Records from a data collection
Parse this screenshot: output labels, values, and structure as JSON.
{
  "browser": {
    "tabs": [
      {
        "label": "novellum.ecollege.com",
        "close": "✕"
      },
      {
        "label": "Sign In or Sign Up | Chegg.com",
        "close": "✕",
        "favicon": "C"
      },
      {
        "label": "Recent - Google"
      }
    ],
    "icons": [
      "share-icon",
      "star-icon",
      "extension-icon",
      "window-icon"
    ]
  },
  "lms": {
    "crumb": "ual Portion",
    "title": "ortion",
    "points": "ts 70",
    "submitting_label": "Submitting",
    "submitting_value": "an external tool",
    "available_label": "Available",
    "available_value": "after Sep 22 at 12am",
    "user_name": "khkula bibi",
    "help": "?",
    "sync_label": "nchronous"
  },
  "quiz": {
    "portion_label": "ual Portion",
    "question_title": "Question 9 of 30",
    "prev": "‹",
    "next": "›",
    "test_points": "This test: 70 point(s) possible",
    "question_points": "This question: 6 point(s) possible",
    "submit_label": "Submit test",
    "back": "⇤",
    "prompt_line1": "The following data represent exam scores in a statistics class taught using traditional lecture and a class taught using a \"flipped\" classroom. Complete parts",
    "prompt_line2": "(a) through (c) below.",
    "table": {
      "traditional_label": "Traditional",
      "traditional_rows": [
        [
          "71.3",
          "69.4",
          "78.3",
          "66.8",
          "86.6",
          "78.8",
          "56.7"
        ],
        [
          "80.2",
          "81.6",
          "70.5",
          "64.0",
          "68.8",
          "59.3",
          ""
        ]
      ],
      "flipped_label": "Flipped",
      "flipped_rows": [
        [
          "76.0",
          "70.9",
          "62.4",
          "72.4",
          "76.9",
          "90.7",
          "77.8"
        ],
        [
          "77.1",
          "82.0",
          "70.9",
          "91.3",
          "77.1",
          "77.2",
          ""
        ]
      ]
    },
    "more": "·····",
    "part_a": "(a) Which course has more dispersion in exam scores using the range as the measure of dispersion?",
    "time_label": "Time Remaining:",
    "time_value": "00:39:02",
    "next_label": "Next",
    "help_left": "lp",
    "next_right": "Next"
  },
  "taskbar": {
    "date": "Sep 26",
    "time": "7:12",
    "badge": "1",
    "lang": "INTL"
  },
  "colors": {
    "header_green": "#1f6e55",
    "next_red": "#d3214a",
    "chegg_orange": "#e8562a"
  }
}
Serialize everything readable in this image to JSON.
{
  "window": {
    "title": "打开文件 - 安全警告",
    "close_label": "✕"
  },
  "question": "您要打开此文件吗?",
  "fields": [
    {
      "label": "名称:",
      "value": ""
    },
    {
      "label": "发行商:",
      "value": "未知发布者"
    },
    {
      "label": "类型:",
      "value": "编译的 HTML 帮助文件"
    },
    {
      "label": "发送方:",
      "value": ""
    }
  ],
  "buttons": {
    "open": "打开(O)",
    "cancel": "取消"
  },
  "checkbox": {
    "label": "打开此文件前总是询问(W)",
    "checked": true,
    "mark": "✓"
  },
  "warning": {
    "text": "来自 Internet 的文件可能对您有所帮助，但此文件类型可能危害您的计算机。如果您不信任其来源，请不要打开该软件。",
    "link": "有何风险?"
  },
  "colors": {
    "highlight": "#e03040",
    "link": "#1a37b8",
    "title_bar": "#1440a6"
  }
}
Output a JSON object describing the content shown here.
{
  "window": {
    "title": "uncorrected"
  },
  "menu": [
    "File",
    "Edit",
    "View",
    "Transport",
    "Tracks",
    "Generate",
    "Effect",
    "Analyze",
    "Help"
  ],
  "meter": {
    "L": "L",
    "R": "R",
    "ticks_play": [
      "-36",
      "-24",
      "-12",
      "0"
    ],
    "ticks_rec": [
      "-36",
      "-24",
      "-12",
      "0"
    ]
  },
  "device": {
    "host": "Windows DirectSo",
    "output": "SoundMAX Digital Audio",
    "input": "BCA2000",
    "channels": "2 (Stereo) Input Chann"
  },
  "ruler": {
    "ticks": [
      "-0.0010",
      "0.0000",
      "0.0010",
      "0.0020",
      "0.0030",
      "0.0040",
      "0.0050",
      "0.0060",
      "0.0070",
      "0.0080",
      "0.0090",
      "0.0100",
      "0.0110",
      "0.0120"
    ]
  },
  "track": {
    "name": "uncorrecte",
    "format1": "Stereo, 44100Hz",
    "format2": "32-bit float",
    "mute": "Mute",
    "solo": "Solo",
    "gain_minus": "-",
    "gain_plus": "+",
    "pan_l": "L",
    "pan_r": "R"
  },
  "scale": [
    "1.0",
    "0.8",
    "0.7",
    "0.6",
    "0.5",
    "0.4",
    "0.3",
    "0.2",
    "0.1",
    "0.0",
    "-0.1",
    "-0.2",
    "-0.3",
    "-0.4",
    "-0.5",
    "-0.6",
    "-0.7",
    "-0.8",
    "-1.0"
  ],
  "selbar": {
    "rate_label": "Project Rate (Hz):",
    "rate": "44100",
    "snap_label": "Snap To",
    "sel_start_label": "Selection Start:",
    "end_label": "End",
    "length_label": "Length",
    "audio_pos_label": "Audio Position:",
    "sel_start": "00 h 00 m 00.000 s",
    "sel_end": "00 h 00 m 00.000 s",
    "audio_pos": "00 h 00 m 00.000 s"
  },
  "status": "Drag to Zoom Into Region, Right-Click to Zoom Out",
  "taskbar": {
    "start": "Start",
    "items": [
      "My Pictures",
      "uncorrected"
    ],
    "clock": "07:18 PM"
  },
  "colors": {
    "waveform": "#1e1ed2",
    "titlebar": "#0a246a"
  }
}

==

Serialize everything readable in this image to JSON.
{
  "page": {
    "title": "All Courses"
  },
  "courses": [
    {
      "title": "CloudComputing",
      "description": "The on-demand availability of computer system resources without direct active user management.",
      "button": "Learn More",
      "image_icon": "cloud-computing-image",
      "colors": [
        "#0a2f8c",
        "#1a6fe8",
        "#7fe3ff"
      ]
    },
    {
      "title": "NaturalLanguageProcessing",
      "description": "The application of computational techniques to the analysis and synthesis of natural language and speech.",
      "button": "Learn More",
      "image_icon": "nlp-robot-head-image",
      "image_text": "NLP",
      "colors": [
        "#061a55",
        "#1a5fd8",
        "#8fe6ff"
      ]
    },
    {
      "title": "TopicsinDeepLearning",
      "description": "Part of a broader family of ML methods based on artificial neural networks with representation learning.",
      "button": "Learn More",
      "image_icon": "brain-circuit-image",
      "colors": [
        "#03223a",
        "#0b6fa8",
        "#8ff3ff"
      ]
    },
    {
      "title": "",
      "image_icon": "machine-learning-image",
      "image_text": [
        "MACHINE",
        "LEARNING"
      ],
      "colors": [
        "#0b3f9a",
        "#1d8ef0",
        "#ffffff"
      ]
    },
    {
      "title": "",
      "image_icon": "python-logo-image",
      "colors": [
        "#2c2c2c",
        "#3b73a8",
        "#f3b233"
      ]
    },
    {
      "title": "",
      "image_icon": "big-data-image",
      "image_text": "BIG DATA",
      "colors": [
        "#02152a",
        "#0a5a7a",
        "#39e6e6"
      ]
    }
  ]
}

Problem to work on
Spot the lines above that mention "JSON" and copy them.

Your solution
Parse this screenshot: output labels, values, and structure as JSON.
Serialize everything readable in this image to JSON.
Output a JSON object describing the content shown here.
Serialize everything readable in this image to JSON.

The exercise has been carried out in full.